Segment Open

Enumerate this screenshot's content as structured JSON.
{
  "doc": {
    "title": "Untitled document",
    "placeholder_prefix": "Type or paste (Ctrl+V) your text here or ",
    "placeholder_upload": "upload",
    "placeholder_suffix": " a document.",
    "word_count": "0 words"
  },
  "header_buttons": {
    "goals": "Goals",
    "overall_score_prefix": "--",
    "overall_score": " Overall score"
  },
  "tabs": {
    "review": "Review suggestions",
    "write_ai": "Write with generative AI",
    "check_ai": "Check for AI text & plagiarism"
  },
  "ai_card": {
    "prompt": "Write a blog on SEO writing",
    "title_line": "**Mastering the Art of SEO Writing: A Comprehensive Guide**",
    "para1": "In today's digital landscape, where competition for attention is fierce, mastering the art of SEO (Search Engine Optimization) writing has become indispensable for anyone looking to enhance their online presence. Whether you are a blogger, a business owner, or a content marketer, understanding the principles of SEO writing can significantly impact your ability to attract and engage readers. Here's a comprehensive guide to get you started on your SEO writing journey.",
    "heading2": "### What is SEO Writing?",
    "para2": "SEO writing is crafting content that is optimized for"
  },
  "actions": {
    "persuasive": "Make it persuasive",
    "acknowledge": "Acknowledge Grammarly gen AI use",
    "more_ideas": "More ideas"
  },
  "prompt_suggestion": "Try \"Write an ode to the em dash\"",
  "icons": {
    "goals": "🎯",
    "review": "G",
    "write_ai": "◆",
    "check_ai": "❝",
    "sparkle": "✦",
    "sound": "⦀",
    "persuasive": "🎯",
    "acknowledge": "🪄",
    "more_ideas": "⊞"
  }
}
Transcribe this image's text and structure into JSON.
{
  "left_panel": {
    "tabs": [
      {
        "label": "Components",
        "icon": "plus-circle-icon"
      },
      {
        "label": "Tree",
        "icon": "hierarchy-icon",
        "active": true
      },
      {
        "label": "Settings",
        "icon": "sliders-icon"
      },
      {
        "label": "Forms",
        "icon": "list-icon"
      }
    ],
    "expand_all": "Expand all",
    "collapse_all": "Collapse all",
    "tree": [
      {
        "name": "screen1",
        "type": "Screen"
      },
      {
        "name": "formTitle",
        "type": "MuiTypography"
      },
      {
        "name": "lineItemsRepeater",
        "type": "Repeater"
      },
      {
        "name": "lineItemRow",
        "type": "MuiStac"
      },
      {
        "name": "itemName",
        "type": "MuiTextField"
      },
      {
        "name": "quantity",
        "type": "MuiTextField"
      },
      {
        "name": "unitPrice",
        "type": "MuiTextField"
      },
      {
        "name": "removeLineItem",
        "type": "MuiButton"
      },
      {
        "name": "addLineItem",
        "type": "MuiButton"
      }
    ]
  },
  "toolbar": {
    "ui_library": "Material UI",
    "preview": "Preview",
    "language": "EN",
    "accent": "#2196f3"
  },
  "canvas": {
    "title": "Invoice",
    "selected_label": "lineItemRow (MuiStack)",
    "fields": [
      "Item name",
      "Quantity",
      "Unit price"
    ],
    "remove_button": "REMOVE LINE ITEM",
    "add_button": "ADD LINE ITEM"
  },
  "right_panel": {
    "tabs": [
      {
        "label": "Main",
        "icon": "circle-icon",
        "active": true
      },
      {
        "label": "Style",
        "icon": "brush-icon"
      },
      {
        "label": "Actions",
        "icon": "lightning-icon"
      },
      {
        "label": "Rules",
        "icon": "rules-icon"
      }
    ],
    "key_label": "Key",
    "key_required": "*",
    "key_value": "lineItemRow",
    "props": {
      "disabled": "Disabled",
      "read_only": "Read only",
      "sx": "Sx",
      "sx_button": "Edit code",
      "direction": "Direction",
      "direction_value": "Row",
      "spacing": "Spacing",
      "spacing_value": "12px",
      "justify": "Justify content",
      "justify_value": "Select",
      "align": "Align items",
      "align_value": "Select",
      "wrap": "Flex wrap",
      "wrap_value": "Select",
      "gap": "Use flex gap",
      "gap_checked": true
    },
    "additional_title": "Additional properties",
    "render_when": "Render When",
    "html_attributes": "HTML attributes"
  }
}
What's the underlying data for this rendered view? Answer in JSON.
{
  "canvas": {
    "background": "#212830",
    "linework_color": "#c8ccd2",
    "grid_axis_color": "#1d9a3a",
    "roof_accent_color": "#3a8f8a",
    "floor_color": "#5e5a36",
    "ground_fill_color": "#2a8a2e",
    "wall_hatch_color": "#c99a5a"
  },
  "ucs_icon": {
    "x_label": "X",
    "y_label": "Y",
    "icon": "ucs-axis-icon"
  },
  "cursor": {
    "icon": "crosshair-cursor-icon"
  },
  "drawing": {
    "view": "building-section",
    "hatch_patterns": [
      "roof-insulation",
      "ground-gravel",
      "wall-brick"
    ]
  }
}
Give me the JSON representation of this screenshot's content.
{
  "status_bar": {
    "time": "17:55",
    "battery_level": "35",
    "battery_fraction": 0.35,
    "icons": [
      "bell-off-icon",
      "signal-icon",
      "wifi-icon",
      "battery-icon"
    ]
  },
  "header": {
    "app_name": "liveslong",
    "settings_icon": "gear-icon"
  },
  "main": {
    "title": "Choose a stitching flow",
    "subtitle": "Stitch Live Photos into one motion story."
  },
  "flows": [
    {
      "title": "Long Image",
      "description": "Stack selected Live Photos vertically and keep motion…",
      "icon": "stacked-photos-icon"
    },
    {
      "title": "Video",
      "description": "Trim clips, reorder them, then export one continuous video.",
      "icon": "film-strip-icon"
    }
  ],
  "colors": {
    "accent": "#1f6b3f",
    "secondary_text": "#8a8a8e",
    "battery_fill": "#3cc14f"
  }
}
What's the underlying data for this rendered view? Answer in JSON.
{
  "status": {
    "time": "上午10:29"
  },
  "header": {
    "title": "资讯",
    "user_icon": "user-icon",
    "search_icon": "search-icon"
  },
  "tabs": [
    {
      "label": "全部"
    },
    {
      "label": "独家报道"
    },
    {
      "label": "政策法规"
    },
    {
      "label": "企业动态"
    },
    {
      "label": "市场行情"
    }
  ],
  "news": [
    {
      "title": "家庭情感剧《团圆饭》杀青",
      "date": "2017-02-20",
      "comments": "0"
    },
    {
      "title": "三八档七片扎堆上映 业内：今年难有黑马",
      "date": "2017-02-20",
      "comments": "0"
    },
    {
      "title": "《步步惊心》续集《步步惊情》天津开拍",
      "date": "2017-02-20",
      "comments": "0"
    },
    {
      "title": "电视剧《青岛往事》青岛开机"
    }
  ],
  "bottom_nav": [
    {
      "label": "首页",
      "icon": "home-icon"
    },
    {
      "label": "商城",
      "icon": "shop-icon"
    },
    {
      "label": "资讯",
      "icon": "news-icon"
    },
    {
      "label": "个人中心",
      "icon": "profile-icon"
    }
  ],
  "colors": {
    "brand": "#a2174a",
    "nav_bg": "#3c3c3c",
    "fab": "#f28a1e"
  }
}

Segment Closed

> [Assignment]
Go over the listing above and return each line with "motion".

> [Your response]
    "subtitle": "Stitch Live Photos into one motion story."
      "description": "Stack selected Live Photos vertically and keep motion…",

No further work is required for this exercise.